The tax credit is yours unless you sell or stop using the home as your principal residence within three years after the date of purchase. Qualified homebuyers also can take the tax credit on their 2009 or 2010 income tax returns.
But the decision to go after it hinges on other factors. For instance, if you were already planning to move, the tax credit can help you recoup some of those repairs you've been putting off to get your home ready for sale.
"It's a benefit if you need or want to move," says Dorcas Helfant-Browning, past president of the National Association of Realtors, or NAR, and owner of a Coldwell Banker agency in Virginia Beach, Va.
"Those who have been talking about a move for a specific life reason," such as the desire to upgrade or downsize, to move closer to your children or make room for an aging parent, are the best candidates for the tax credit, she says.
Do local market conditions look favorable?Helfant-Browning points to three reasons to make the case that now is a good time to buy a new home and upgrade from your current one.
"No. 1, interest rates are as low as they've ever been in our lifetime," Helfant-Browning says. "No. 2, prices are very competitive, and you can buy a lot more home today than you could three years ago. And thirdly, because of the first-time buyer tax credit, the first-time buyers are eating up the good inventory that's affordable, and that's good news for sellers."
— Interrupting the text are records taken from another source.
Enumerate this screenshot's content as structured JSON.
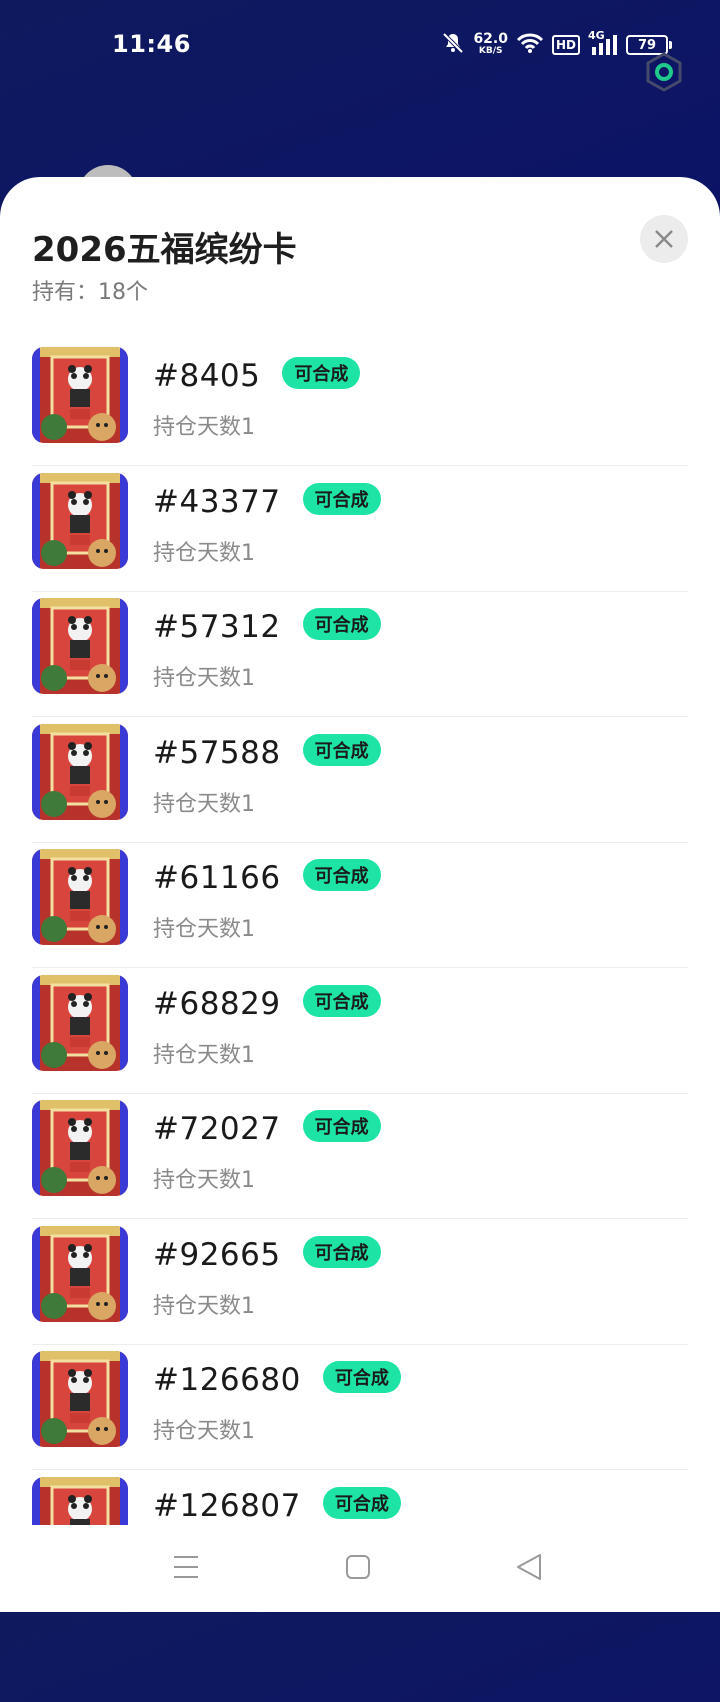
{
  "status_bar": {
    "time": "11:46",
    "net_speed_value": "62.0",
    "net_speed_unit": "KB/S",
    "hd_label": "HD",
    "network_label": "4G",
    "battery_level": "79"
  },
  "sheet": {
    "title": "2026五福缤纷卡",
    "subtitle": "持有：18个"
  },
  "cards": [
    {
      "id": "#8405",
      "badge": "可合成",
      "holding": "持仓天数1"
    },
    {
      "id": "#43377",
      "badge": "可合成",
      "holding": "持仓天数1"
    },
    {
      "id": "#57312",
      "badge": "可合成",
      "holding": "持仓天数1"
    },
    {
      "id": "#57588",
      "badge": "可合成",
      "holding": "持仓天数1"
    },
    {
      "id": "#61166",
      "badge": "可合成",
      "holding": "持仓天数1"
    },
    {
      "id": "#68829",
      "badge": "可合成",
      "holding": "持仓天数1"
    },
    {
      "id": "#72027",
      "badge": "可合成",
      "holding": "持仓天数1"
    },
    {
      "id": "#92665",
      "badge": "可合成",
      "holding": "持仓天数1"
    },
    {
      "id": "#126680",
      "badge": "可合成",
      "holding": "持仓天数1"
    },
    {
      "id": "#126807",
      "badge": "可合成",
      "holding": ""
    }
  ],
  "colors": {
    "badge_bg": "#1de4a5",
    "sheet_bg": "#ffffff",
    "header_bg": "#0a0f6b"
  },
  "icons": {
    "close": "close-icon",
    "menu": "menu-icon",
    "home": "home-icon",
    "back": "back-icon",
    "mute": "bell-off-icon",
    "wifi": "wifi-icon",
    "signal": "signal-icon",
    "battery": "battery-icon",
    "overlay": "hexagon-overlay-icon"
  }
}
But of course, real estate is always all about location. Jim Saulnier, a Certified Financial Planner in Fort Collins, Colo., believes home prices are close to bottoming in many markets, but not all.
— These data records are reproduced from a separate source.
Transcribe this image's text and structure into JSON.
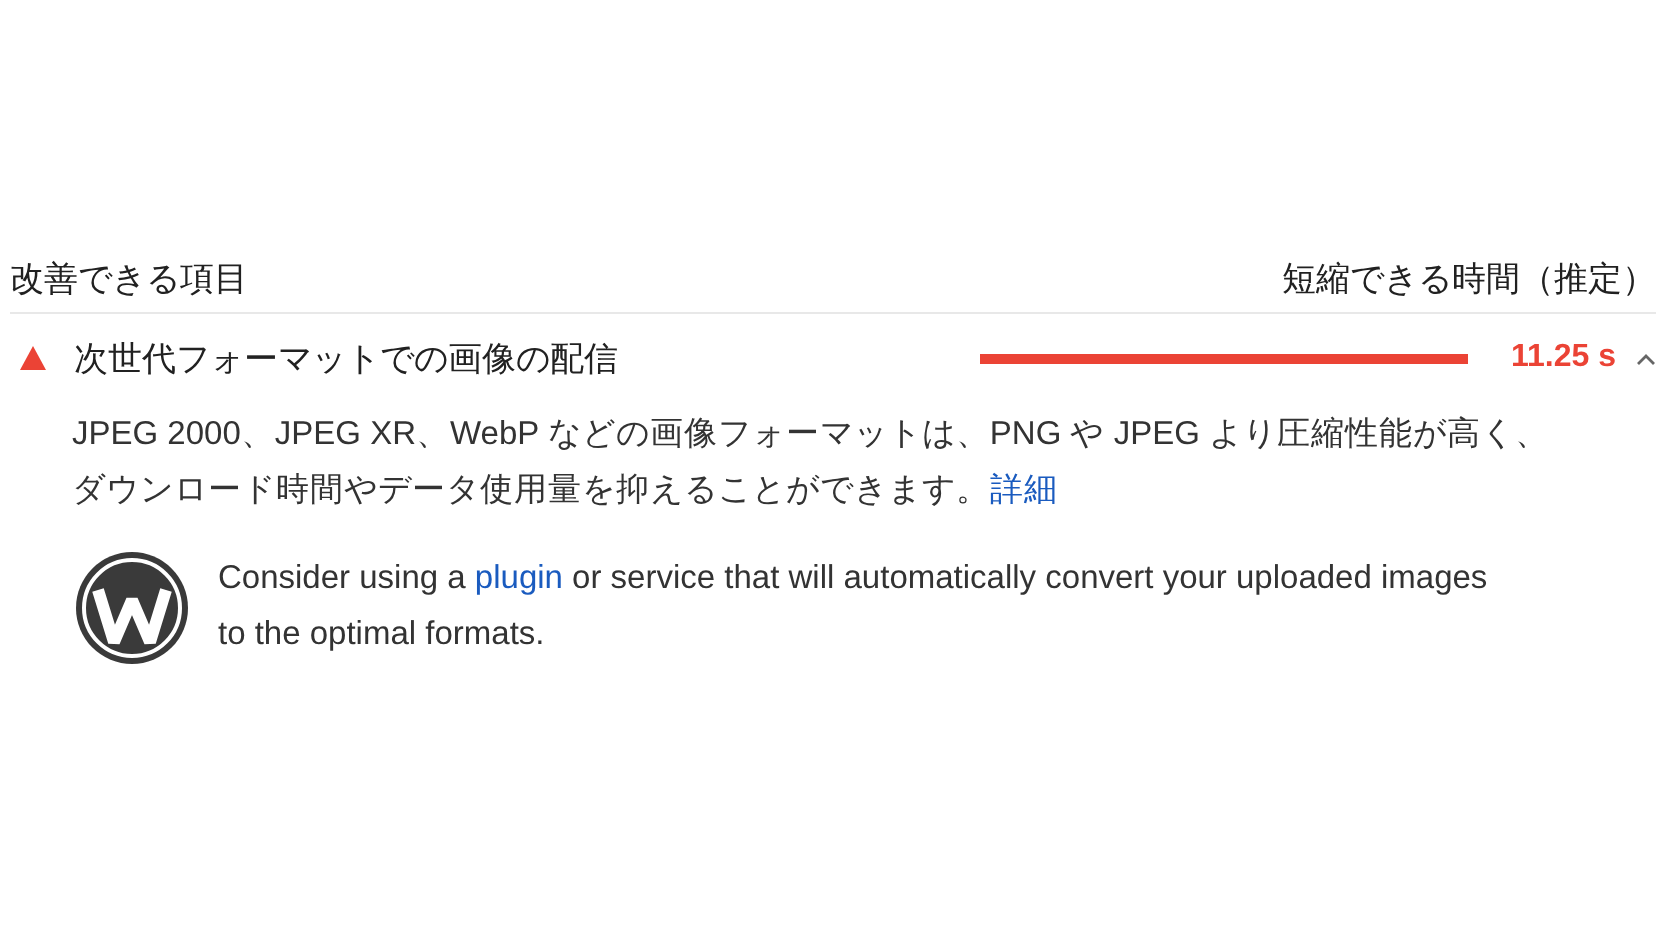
{
  "header": {
    "label": "改善できる項目",
    "savings_label": "短縮できる時間（推定）"
  },
  "audits": [
    {
      "color": "#eb4335",
      "title": "次世代フォーマットでの画像の配信",
      "savings": "11.25 s",
      "expanded": true,
      "description": "JPEG 2000、JPEG XR、WebP などの画像フォーマットは、PNG や JPEG より圧縮性能が高く、ダウンロード時間やデータ使用量を抑えることができます。",
      "description_link": "詳細",
      "hint": {
        "before": "Consider using a ",
        "link": "plugin",
        "after": " or service that will automatically convert your uploaded images to the optimal formats."
      }
    }
  ]
}
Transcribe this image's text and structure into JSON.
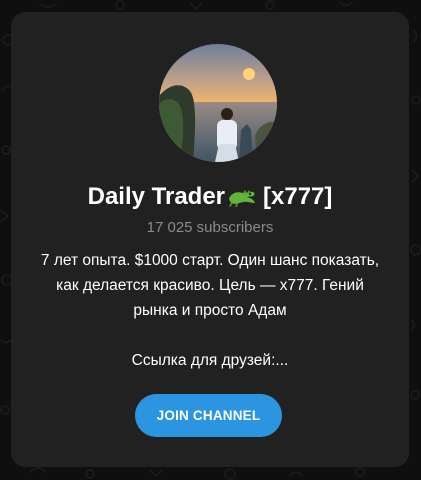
{
  "channel": {
    "title": "Daily Trader",
    "title_emoji": "crocodile-icon",
    "title_suffix": "[x777]",
    "subscribers": "17 025 subscribers",
    "description_lines": [
      "7 лет опыта. $1000 старт. Один шанс показать,",
      "как делается красиво. Цель — x777. Гений",
      "рынка и просто Адам"
    ],
    "link_line": "Ссылка для друзей:..."
  },
  "actions": {
    "join_label": "JOIN CHANNEL"
  },
  "colors": {
    "background": "#0f0f0f",
    "card": "#212121",
    "accent": "#2b95e2",
    "text_primary": "#ffffff",
    "text_secondary": "#8b8b8b"
  }
}
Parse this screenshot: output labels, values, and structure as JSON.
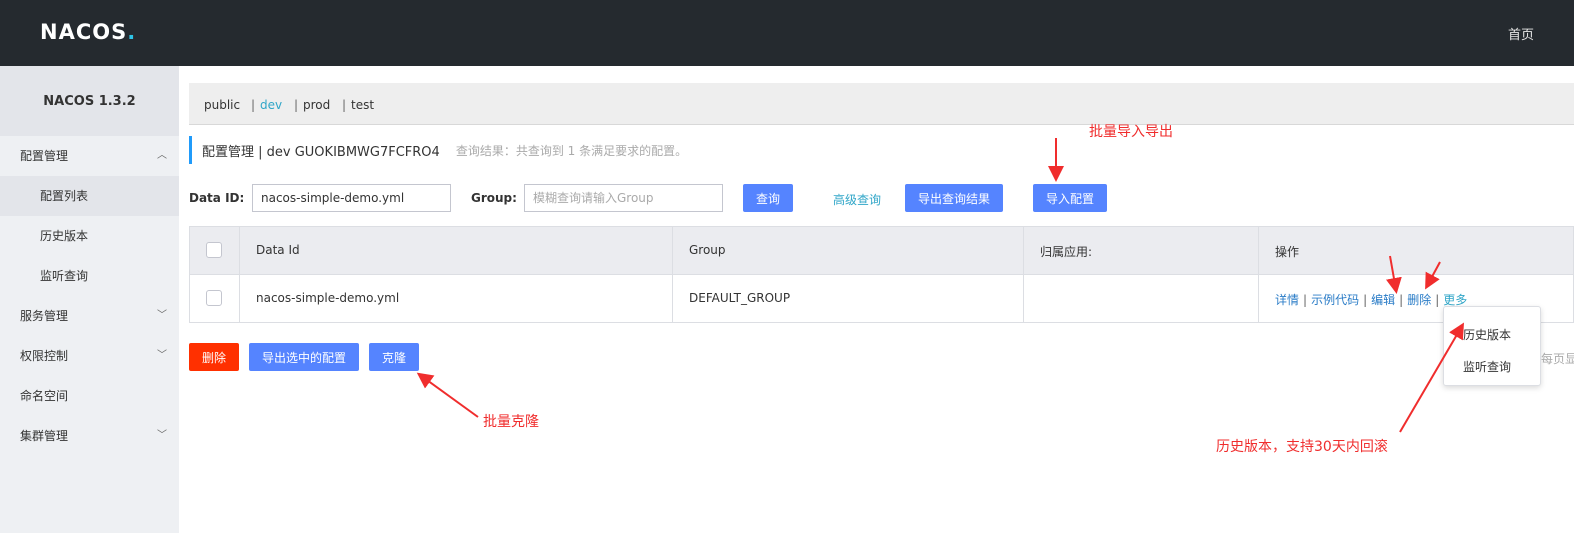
{
  "header": {
    "logo_text": "NACOS",
    "logo_dot": ".",
    "home": "首页"
  },
  "sidebar": {
    "title": "NACOS 1.3.2",
    "items": [
      {
        "label": "配置管理",
        "chevron": "︿"
      },
      {
        "label": "配置列表"
      },
      {
        "label": "历史版本"
      },
      {
        "label": "监听查询"
      },
      {
        "label": "服务管理",
        "chevron": "﹀"
      },
      {
        "label": "权限控制",
        "chevron": "﹀"
      },
      {
        "label": "命名空间"
      },
      {
        "label": "集群管理",
        "chevron": "﹀"
      }
    ]
  },
  "namespaces": {
    "items": [
      "public",
      "dev",
      "prod",
      "test"
    ],
    "active": "dev",
    "separator": "|"
  },
  "title": {
    "text": "配置管理 | dev GUOKIBMWG7FCFRO4",
    "hint": "查询结果：共查询到 1 条满足要求的配置。"
  },
  "search": {
    "dataid_label": "Data ID:",
    "dataid_value": "nacos-simple-demo.yml",
    "group_label": "Group:",
    "group_placeholder": "模糊查询请输入Group",
    "query_button": "查询",
    "advanced_link": "高级查询",
    "export_query_button": "导出查询结果",
    "import_button": "导入配置"
  },
  "table": {
    "headers": [
      "Data Id",
      "Group",
      "归属应用:",
      "操作"
    ],
    "rows": [
      {
        "data_id": "nacos-simple-demo.yml",
        "group": "DEFAULT_GROUP",
        "app": ""
      }
    ],
    "ops": {
      "detail": "详情",
      "sample": "示例代码",
      "edit": "编辑",
      "delete": "删除",
      "more": "更多",
      "sep": "|"
    }
  },
  "dropdown": {
    "items": [
      "历史版本",
      "监听查询"
    ]
  },
  "bottom": {
    "delete": "删除",
    "export_selected": "导出选中的配置",
    "clone": "克隆",
    "clipped_text": "每页显"
  },
  "annotations": {
    "batch_import_export": "批量导入导出",
    "batch_clone": "批量克隆",
    "history_rollback": "历史版本，支持30天内回滚"
  },
  "colors": {
    "header_bg": "#252a2f",
    "primary": "#5584ff",
    "danger": "#ff3000",
    "annotation": "#f02d2d",
    "link": "#30a6c8"
  }
}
Major metropolitan areas in California, Florida and Nevada saw their third quarter 2009 median home prices drop by double-digits from the year-ago period, according to a NAR survey. The worst was Cape Coral-Fort Myers, Fla., where prices plunged by 40 percent. The highest gain -- 19.2 percent -- was in Cumberland, Md.-W.Va.
"Anybody contemplating doing this must feel strongly that the homes in their area have bottomed or are very close to bottoming," says Saulnier, who recommends getting advice from a Realtor or an appraiser about how home values are trending in your area. "You don't want to do a lateral move (or an upgrade) only to be under water in that home a year or two later."